## [EXERCISE OBJECTIVE]
Nothing in the records may be changed; retype them in full.

## [STUDY MATERIAL]
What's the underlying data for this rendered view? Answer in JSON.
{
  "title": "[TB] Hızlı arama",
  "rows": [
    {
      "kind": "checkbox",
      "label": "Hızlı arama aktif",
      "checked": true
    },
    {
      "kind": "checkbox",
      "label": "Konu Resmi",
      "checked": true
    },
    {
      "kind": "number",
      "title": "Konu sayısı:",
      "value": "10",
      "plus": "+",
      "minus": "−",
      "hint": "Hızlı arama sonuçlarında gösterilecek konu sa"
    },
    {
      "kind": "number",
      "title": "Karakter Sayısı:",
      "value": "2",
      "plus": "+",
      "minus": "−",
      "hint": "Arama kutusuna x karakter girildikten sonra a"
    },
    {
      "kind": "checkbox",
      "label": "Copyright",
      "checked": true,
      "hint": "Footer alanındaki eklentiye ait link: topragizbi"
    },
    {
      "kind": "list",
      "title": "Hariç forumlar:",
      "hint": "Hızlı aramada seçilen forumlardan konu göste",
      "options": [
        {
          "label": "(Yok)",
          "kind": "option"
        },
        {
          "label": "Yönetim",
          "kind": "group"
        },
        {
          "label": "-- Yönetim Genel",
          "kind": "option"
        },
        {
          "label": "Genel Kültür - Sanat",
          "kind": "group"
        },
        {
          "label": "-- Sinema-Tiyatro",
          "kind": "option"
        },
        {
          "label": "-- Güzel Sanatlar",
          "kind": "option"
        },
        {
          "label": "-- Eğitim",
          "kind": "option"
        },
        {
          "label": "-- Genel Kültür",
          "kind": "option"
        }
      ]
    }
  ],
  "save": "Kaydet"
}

## [WRITTEN SOLUTION]
What's the underlying data for this rendered view? Answer in JSON.
{
  "title": "[TB] Hızlı arama",
  "rows": [
    {
      "kind": "checkbox",
      "label": "Hızlı arama aktif",
      "checked": true
    },
    {
      "kind": "checkbox",
      "label": "Konu Resmi",
      "checked": true
    },
    {
      "kind": "number",
      "title": "Konu sayısı:",
      "value": "10",
      "plus": "+",
      "minus": "−",
      "hint": "Hızlı arama sonuçlarında gösterilecek konu sa"
    },
    {
      "kind": "number",
      "title": "Karakter Sayısı:",
      "value": "2",
      "plus": "+",
      "minus": "−",
      "hint": "Arama kutusuna x karakter girildikten sonra a"
    },
    {
      "kind": "checkbox",
      "label": "Copyright",
      "checked": true,
      "hint": "Footer alanındaki eklentiye ait link: topragizbi"
    },
    {
      "kind": "list",
      "title": "Hariç forumlar:",
      "hint": "Hızlı aramada seçilen forumlardan konu göste",
      "options": [
        {
          "label": "(Yok)",
          "kind": "option"
        },
        {
          "label": "Yönetim",
          "kind": "group"
        },
        {
          "label": "-- Yönetim Genel",
          "kind": "option"
        },
        {
          "label": "Genel Kültür - Sanat",
          "kind": "group"
        },
        {
          "label": "-- Sinema-Tiyatro",
          "kind": "option"
        },
        {
          "label": "-- Güzel Sanatlar",
          "kind": "option"
        },
        {
          "label": "-- Eğitim",
          "kind": "option"
        },
        {
          "label": "-- Genel Kültür",
          "kind": "option"
        }
      ]
    }
  ],
  "save": "Kaydet"
}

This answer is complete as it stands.